When we become worried and distracted then we can’t do what Mary did. Mary is listening and learning and following the path which is laid before her. When we become distracted, we don’t follow the path, we allow other things to take over.
As the passage in our liturgy from St Clare; “we will not let the false delights of a deceptive world to deceive us”. But that is what is happening here isn’t it. Martha is being deceived and being taken away from listening by all this work, which she thinks is more important than listening. Jesus says:
42 there is need of only one thing. Mary has chosen the better part, which will not be taken away from her.’
We don’t get much more of this interaction, but I like to think that Martha said, ‘oh, wait a minute, that was bit of a wake-up call that one wasn’t it, so maybe I should just come and listen.’ When we’ve heard and learnt, then we can go and do other things. Time management and prioritising things really, isn’t it?
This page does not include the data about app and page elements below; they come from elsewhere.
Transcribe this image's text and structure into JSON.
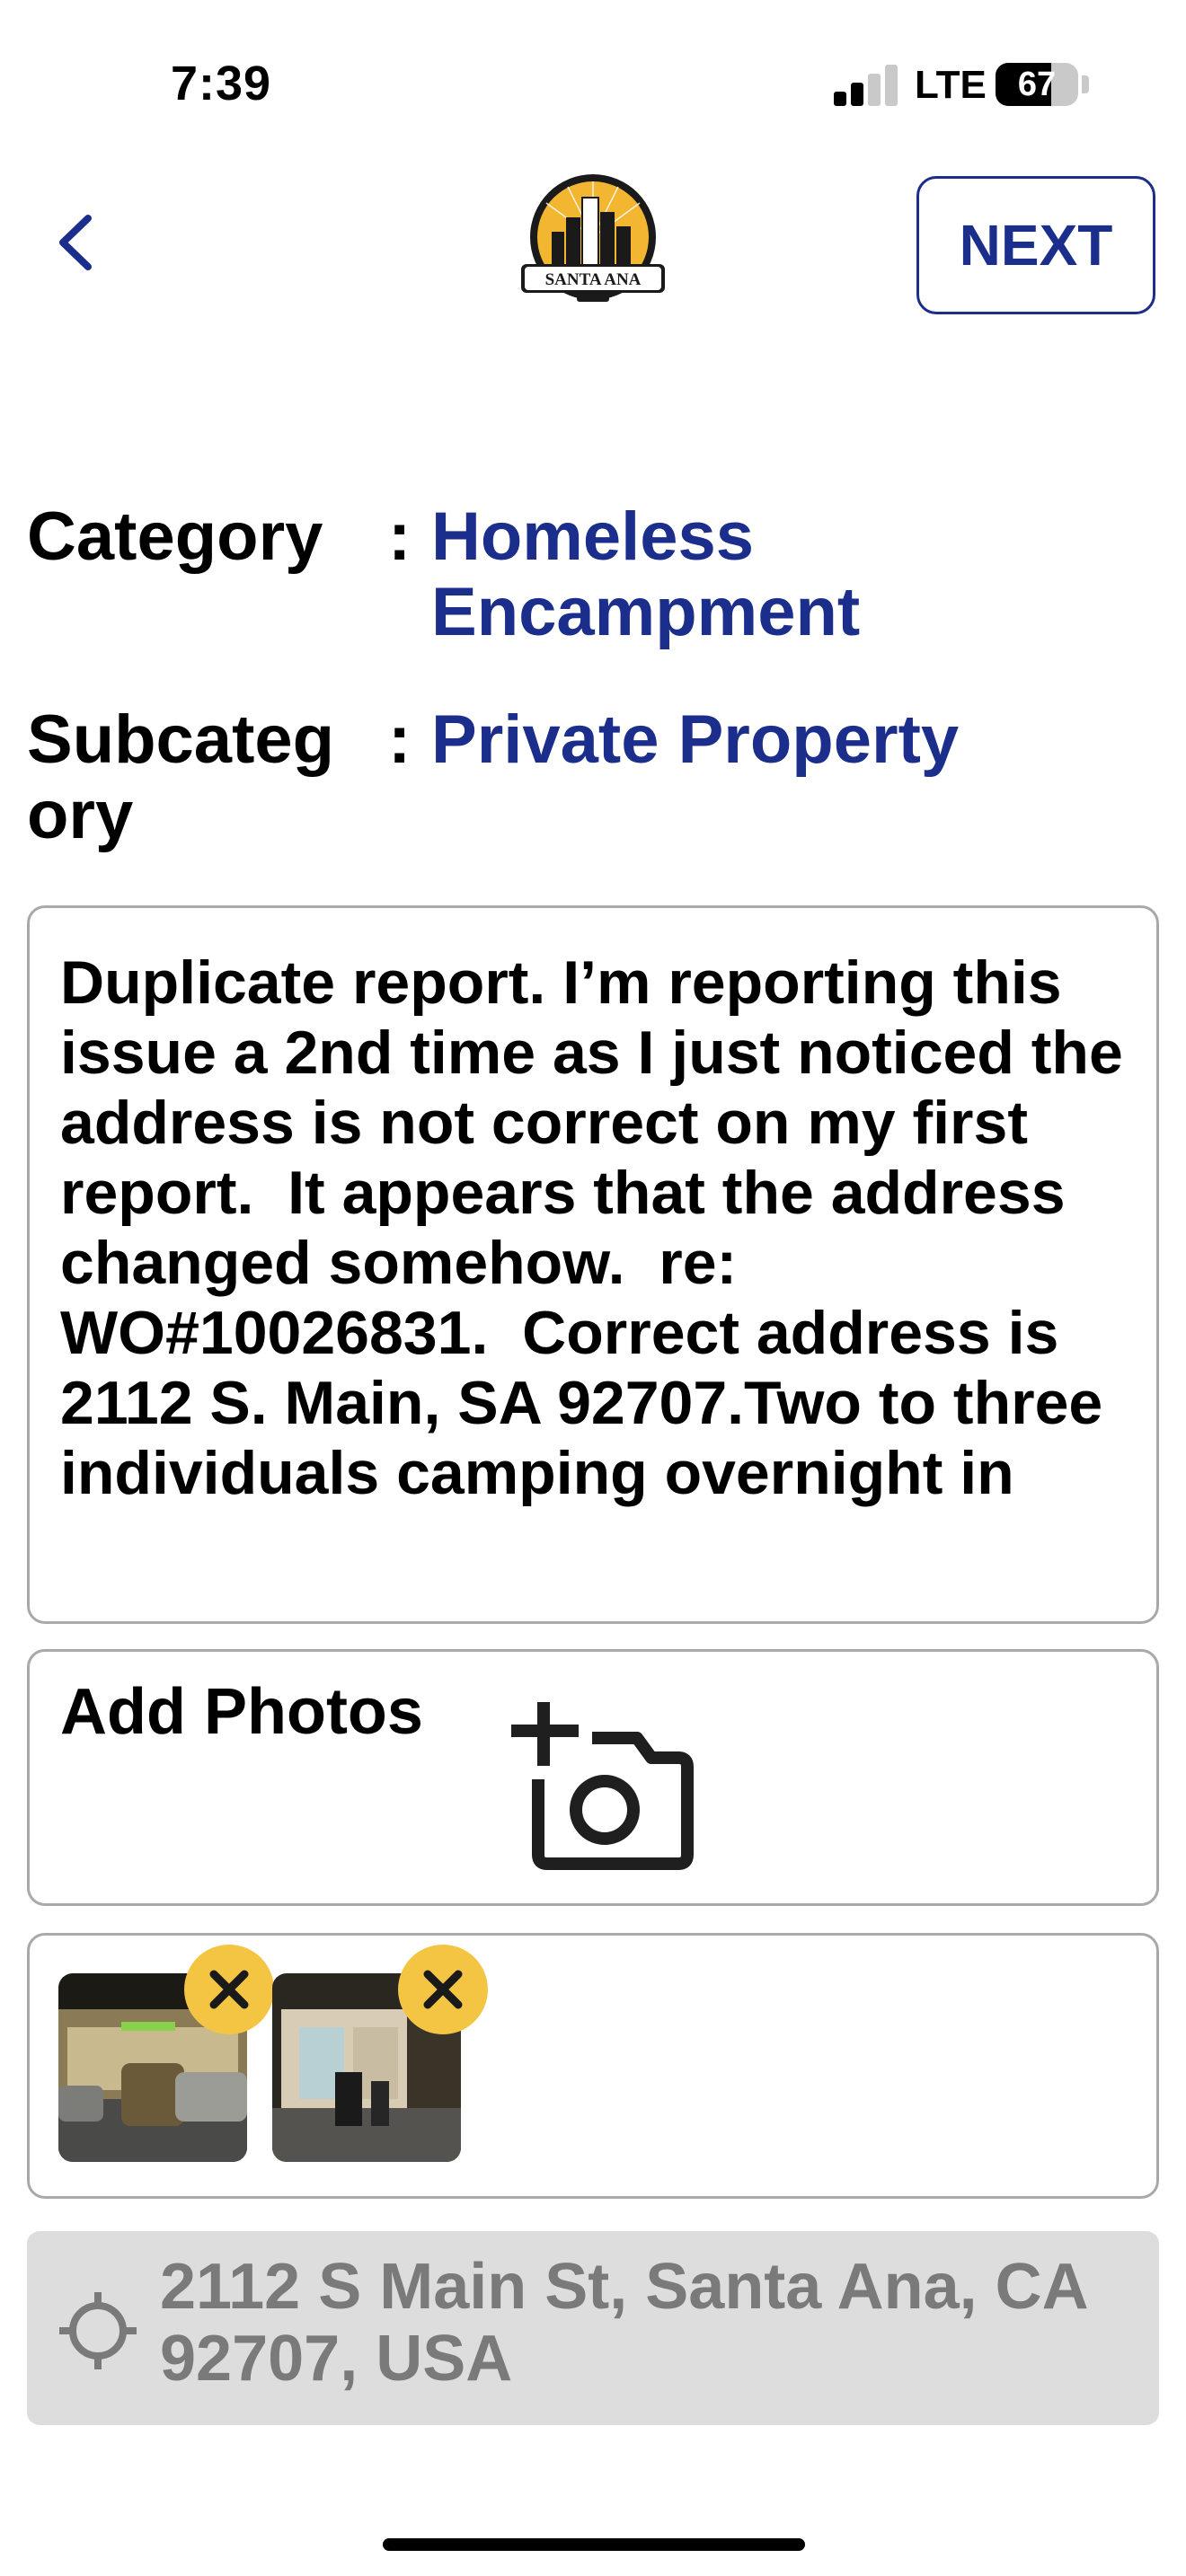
{
  "status_bar": {
    "time": "7:39",
    "network": "LTE",
    "battery": "67"
  },
  "header": {
    "next_label": "NEXT",
    "logo_text": "SANTA ANA"
  },
  "fields": {
    "category_label": "Category",
    "category_value": "Homeless Encampment",
    "subcategory_label": "Subcateg ory",
    "subcategory_value": "Private Property",
    "colon": ":"
  },
  "description": "Duplicate report. I’m reporting this issue a 2nd time as I just noticed the address is not correct on my first report.  It appears that the address changed somehow.  re: WO#10026831.  Correct address is 2112 S. Main, SA 92707.Two to three individuals camping overnight in",
  "photos": {
    "add_label": "Add Photos",
    "count": 2
  },
  "location": {
    "address": "2112 S Main St, Santa Ana, CA 92707, USA"
  },
  "colors": {
    "accent": "#1b2e8c",
    "remove_badge": "#f4c542",
    "address_bg": "#dddddd"
  },
  "icons": [
    "chevron-left-icon",
    "add-photo-icon",
    "close-icon",
    "locate-icon"
  ]
}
If you’re letting the world interfere and letting things get in the way of what listening and learning, then we are distracted and the ‘false delights of a deceptive world’ will ‘deceive us’. The focus should always be on hearing the message and on following the path. Remember before we were called Christians we were called ‘followers of the way’. And I think this s nicer way of describing a gospel life. It is a way of life. Paul says it is a calling. He says:
“25 I became its servant according to God’s commission that was given to me for you, to make the word of God fully known,”
He’s been called to do that job. He says:
” 29 For this I toil and struggle with all the energy that he powerfully inspires within me.
One can’t see Paul being a Martha, really can you. Paul is more of a Mary. He knows what he is doing. He’s out there doing it and that’s what we need to do. As you know I sometimes like to leave you with a challenge for the week ahead and I haven’t done that for a while really.
So here is my challenge for you this week. Think about when you’re being Mary and when you are being a Martha and ask yourself, what’s the difference and how did you manage to become Martha, when perhaps Mary would have been more appropriate. Amen.
Br Luke Koller efo
Quotes from Scripture are from: New Revised Standard Version (NRSV) Bible: Anglicized Edition, copyright 1989, 1995, Division of Christian Education of the National Council of the Churches of Christ in the United States of America. Used by permission. All rights reserved.’
Image 1 File:Angelsatmamre-trinity-rublev-1410.jpg – Wikimedia Commons. 2016. File:Angelsatmamre-trinity-rublev-1410.jpg – Wikimedia Commons. [ONLINE] Available at: https://commons.wikimedia.org/wiki/File:Angelsatmamre-trinity-rublev-1410.jpg. [Accessed 22 July 2016].
Image 2 Copyright Source: This file is licensed under the Creative Commons Attribution Noncommercial ShareAlike 3.0 License.https://commons.wikimedia.org/wiki/File:Vincent_Adriaenssen_-_Christ_in_the_House_of_Mary_and_Martha.jpg
Attribution: Adriaenssen, Vincent, 1595-1675. Christ in the House of Mary and Martha, from Art in the Christian Tradition, a project of the Vanderbilt Divinity Library, Nashville, TN. http://diglib.library.vanderbilt.edu/act-imagelink.pl?RcC=56209 [retrieved July 22, 2016]. Original source: https://commons.wikimedia.org/wiki/File:Vincent_Adriaenssen_-_Christ_in_the_House_of_Mary_and_Martha.jpg.